Start of Given records

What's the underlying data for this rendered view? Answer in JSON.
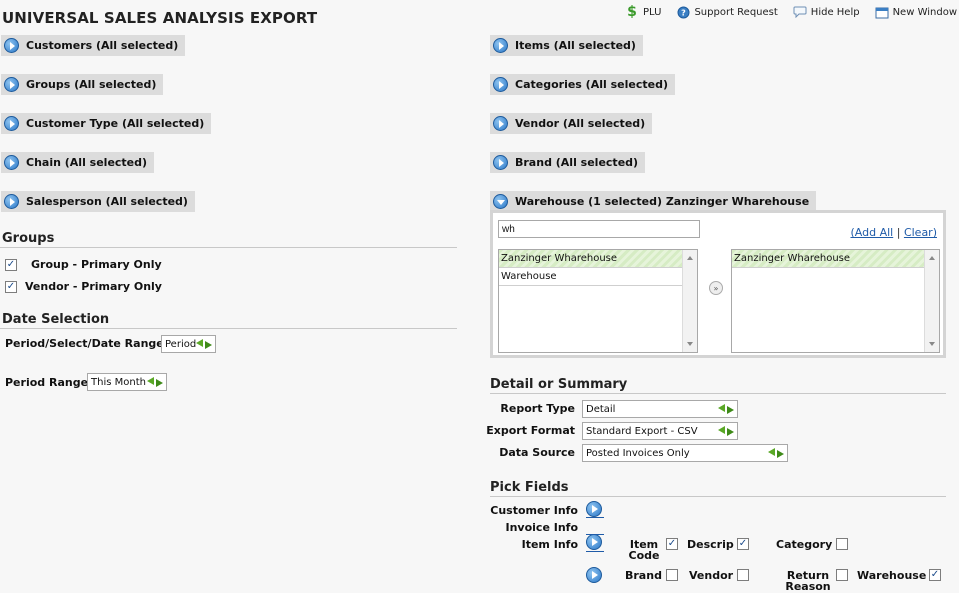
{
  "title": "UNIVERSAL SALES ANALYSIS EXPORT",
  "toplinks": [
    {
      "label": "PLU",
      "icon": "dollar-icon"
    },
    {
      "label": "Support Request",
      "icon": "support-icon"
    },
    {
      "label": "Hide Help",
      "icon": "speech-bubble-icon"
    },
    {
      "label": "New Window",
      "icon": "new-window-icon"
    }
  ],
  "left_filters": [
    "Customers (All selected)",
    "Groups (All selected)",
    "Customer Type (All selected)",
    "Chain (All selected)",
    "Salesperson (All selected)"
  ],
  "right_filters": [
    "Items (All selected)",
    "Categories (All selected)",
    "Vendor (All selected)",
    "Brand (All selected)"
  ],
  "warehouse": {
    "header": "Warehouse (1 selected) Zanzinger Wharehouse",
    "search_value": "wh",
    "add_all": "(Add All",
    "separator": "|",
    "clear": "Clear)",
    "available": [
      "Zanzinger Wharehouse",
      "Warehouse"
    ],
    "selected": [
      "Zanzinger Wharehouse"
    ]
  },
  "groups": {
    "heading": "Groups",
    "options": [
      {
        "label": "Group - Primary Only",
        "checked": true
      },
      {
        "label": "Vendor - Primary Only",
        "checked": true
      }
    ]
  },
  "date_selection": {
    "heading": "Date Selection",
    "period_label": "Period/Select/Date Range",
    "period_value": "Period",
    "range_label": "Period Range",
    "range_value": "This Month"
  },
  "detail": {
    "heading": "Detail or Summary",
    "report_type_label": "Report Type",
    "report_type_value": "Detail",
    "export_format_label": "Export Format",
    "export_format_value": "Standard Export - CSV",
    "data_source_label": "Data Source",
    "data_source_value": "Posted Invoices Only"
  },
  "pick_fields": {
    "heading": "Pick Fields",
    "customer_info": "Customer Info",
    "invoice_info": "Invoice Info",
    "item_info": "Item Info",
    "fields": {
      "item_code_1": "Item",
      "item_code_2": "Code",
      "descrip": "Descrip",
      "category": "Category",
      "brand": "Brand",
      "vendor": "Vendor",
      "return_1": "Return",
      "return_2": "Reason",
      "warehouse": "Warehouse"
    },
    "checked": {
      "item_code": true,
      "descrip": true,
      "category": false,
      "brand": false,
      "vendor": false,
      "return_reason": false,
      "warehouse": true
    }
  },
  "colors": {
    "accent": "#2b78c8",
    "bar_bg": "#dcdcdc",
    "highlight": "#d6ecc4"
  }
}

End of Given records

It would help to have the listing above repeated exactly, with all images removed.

### [Result of this task]
What's the underlying data for this rendered view? Answer in JSON.
{
  "title": "UNIVERSAL SALES ANALYSIS EXPORT",
  "toplinks": [
    {
      "label": "PLU",
      "icon": "dollar-icon"
    },
    {
      "label": "Support Request",
      "icon": "support-icon"
    },
    {
      "label": "Hide Help",
      "icon": "speech-bubble-icon"
    },
    {
      "label": "New Window",
      "icon": "new-window-icon"
    }
  ],
  "left_filters": [
    "Customers (All selected)",
    "Groups (All selected)",
    "Customer Type (All selected)",
    "Chain (All selected)",
    "Salesperson (All selected)"
  ],
  "right_filters": [
    "Items (All selected)",
    "Categories (All selected)",
    "Vendor (All selected)",
    "Brand (All selected)"
  ],
  "warehouse": {
    "header": "Warehouse (1 selected) Zanzinger Wharehouse",
    "search_value": "wh",
    "add_all": "(Add All",
    "separator": "|",
    "clear": "Clear)",
    "available": [
      "Zanzinger Wharehouse",
      "Warehouse"
    ],
    "selected": [
      "Zanzinger Wharehouse"
    ]
  },
  "groups": {
    "heading": "Groups",
    "options": [
      {
        "label": "Group - Primary Only",
        "checked": true
      },
      {
        "label": "Vendor - Primary Only",
        "checked": true
      }
    ]
  },
  "date_selection": {
    "heading": "Date Selection",
    "period_label": "Period/Select/Date Range",
    "period_value": "Period",
    "range_label": "Period Range",
    "range_value": "This Month"
  },
  "detail": {
    "heading": "Detail or Summary",
    "report_type_label": "Report Type",
    "report_type_value": "Detail",
    "export_format_label": "Export Format",
    "export_format_value": "Standard Export - CSV",
    "data_source_label": "Data Source",
    "data_source_value": "Posted Invoices Only"
  },
  "pick_fields": {
    "heading": "Pick Fields",
    "customer_info": "Customer Info",
    "invoice_info": "Invoice Info",
    "item_info": "Item Info",
    "fields": {
      "item_code_1": "Item",
      "item_code_2": "Code",
      "descrip": "Descrip",
      "category": "Category",
      "brand": "Brand",
      "vendor": "Vendor",
      "return_1": "Return",
      "return_2": "Reason",
      "warehouse": "Warehouse"
    },
    "checked": {
      "item_code": true,
      "descrip": true,
      "category": false,
      "brand": false,
      "vendor": false,
      "return_reason": false,
      "warehouse": true
    }
  },
  "colors": {
    "accent": "#2b78c8",
    "bar_bg": "#dcdcdc",
    "highlight": "#d6ecc4"
  }
}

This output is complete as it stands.